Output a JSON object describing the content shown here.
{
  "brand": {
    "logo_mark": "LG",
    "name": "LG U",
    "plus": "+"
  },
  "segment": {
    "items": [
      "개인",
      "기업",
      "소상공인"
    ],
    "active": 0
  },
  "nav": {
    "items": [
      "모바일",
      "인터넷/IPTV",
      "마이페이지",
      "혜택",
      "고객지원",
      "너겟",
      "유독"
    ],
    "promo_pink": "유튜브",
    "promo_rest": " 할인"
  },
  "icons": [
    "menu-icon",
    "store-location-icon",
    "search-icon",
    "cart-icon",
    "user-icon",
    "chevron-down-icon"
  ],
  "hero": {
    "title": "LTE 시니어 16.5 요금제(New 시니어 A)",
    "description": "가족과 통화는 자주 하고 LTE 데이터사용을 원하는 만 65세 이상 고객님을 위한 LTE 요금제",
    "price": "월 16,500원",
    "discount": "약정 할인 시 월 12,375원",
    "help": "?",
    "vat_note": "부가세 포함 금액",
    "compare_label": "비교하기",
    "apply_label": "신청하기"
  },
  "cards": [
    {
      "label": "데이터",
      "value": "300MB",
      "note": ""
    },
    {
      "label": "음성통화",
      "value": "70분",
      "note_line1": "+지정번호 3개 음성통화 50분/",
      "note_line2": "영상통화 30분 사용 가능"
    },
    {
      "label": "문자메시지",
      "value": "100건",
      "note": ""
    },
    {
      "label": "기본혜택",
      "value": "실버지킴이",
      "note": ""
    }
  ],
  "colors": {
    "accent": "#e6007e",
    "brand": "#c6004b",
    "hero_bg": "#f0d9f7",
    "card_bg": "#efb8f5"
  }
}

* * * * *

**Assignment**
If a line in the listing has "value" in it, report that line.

**Reply**
      "value": "300MB",
      "value": "70분",
      "value": "100건",
      "value": "실버지킴이",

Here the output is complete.